What you have to do
Using the listing below, report each line holding the string "content".

Records for the task

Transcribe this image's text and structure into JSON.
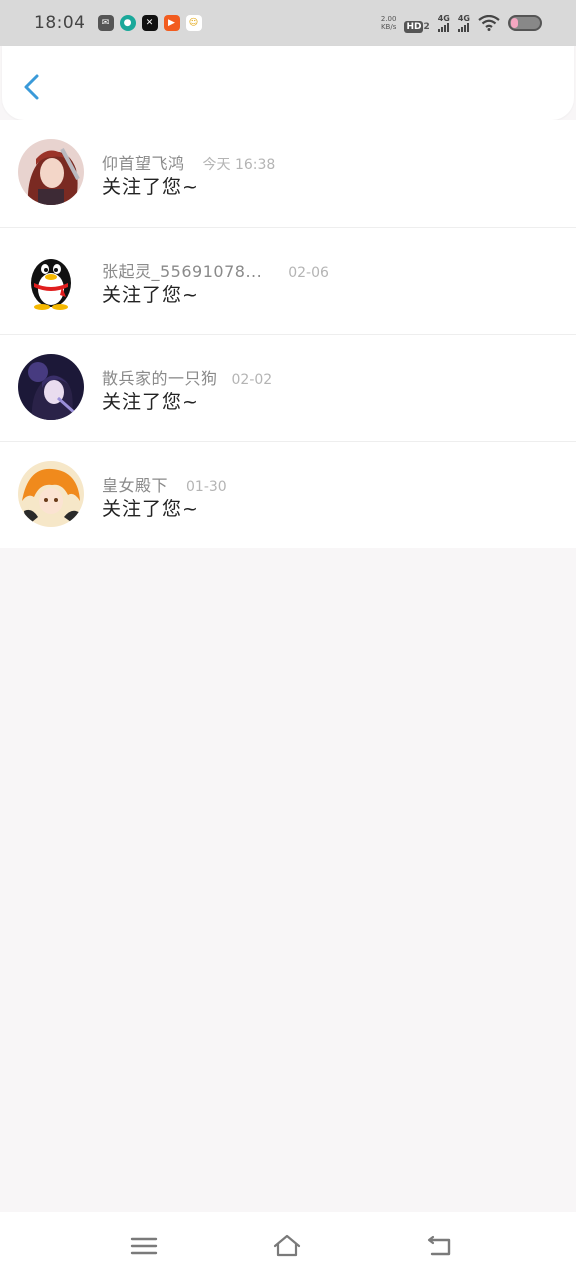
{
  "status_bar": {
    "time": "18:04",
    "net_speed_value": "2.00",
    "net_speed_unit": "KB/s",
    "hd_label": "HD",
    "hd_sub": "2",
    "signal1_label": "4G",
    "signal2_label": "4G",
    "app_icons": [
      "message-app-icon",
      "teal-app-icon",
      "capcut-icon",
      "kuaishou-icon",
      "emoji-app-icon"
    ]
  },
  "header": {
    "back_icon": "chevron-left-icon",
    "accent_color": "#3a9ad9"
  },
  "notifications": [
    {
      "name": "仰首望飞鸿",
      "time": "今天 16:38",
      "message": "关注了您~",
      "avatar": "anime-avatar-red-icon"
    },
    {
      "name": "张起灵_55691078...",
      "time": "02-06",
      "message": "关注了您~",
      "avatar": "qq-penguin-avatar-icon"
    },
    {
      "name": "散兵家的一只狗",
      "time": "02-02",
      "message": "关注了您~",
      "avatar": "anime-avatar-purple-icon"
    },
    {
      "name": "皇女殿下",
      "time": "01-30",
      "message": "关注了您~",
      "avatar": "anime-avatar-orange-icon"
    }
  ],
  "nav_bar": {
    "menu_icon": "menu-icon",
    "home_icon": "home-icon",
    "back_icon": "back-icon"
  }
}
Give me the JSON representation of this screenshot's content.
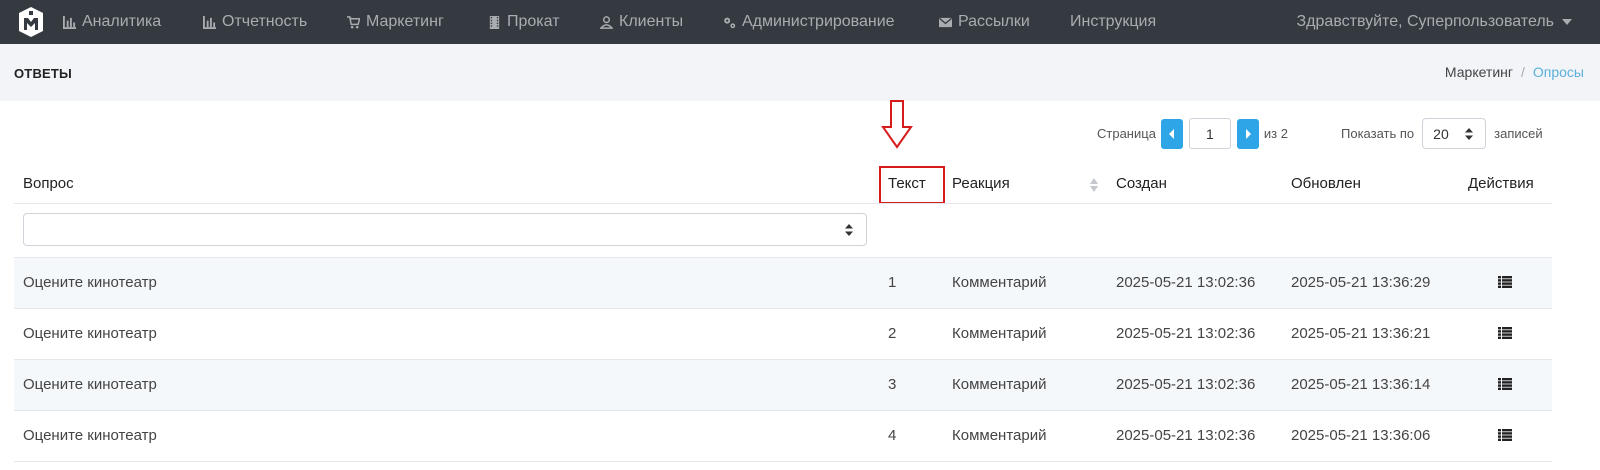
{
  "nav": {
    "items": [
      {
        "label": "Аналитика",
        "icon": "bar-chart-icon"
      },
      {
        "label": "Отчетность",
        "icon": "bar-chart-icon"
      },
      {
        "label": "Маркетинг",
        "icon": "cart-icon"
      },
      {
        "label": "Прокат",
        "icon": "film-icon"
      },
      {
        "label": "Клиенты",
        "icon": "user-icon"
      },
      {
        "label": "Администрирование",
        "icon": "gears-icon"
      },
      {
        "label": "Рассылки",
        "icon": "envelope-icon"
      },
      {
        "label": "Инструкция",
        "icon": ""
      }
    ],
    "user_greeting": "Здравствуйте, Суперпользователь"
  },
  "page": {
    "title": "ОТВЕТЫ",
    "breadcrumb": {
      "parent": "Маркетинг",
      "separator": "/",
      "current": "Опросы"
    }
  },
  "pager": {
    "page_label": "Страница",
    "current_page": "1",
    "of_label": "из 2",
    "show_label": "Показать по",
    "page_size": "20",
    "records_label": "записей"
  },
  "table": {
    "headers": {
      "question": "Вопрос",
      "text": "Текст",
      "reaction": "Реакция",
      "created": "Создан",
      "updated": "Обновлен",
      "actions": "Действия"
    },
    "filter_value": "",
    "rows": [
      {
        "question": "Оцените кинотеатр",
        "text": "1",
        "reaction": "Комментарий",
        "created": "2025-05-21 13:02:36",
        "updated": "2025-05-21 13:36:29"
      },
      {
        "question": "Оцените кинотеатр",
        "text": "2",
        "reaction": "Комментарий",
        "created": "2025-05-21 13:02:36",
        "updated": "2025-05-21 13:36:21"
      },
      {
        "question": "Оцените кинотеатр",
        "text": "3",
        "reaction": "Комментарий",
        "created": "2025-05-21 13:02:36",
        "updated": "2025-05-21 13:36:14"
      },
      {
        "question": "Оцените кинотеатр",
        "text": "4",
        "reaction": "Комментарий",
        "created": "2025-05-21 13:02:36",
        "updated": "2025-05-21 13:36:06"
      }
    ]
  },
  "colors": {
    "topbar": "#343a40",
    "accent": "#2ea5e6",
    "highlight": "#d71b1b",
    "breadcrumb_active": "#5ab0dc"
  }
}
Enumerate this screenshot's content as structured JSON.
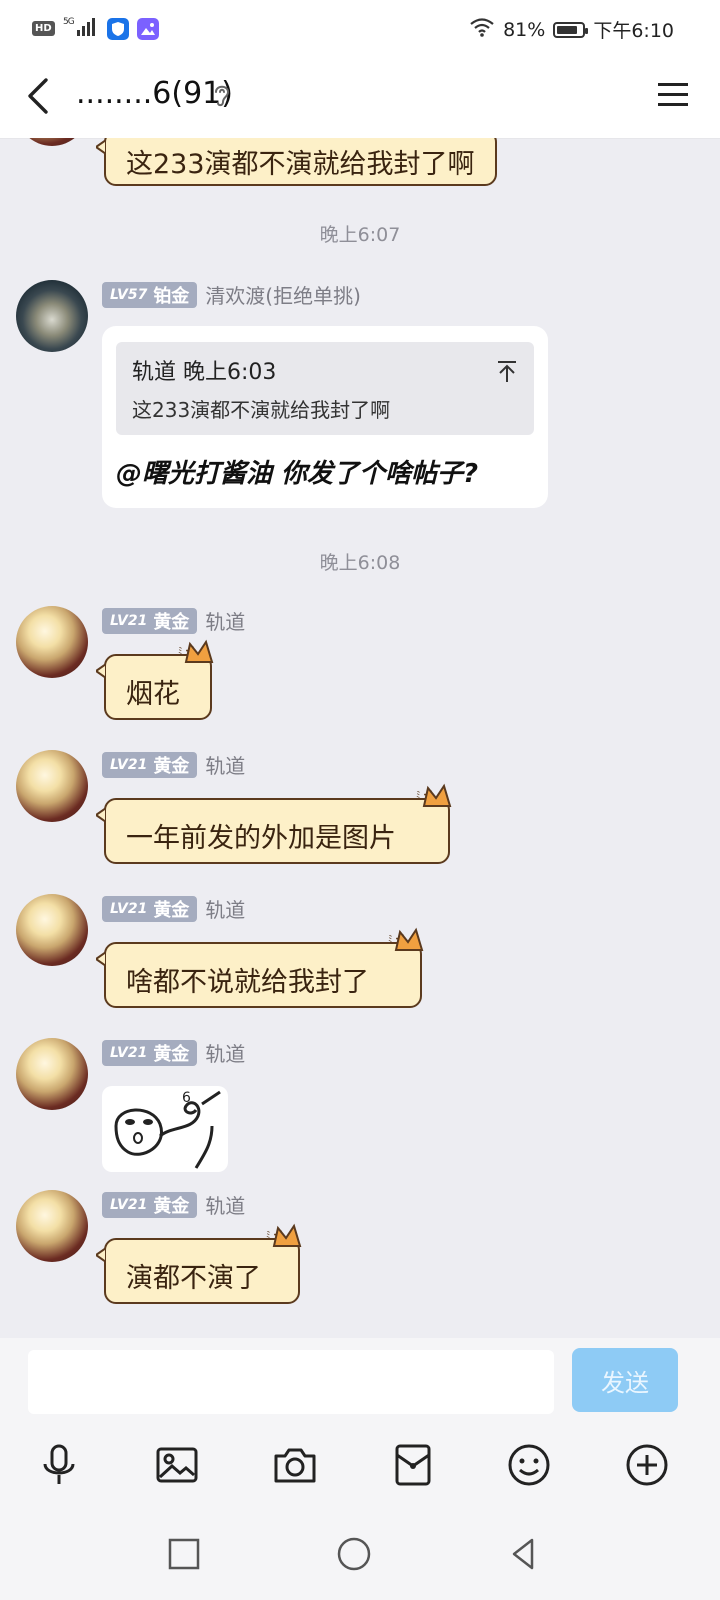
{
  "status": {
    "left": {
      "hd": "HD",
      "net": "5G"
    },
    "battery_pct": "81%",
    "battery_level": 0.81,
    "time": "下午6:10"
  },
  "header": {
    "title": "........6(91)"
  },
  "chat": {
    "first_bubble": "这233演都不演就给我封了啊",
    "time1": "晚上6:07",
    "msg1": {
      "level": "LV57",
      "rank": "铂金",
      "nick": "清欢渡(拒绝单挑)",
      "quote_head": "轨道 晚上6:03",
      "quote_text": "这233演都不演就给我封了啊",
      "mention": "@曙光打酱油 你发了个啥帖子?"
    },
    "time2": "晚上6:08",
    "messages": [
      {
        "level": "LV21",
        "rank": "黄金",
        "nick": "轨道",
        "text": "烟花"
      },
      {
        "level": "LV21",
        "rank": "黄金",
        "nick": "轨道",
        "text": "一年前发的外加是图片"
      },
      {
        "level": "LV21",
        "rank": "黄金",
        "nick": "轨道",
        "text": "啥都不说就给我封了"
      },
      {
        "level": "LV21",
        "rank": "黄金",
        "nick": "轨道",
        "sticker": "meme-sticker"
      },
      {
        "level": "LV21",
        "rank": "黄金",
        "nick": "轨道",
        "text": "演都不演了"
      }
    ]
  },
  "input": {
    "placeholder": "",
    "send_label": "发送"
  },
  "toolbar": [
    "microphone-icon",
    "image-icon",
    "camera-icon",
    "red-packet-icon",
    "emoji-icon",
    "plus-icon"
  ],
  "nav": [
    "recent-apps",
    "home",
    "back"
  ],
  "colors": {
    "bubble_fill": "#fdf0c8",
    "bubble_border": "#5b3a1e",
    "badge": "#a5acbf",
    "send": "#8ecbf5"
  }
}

Solution
Give me the JSON representation of this screenshot's content.
Enumerate this screenshot's content as structured JSON.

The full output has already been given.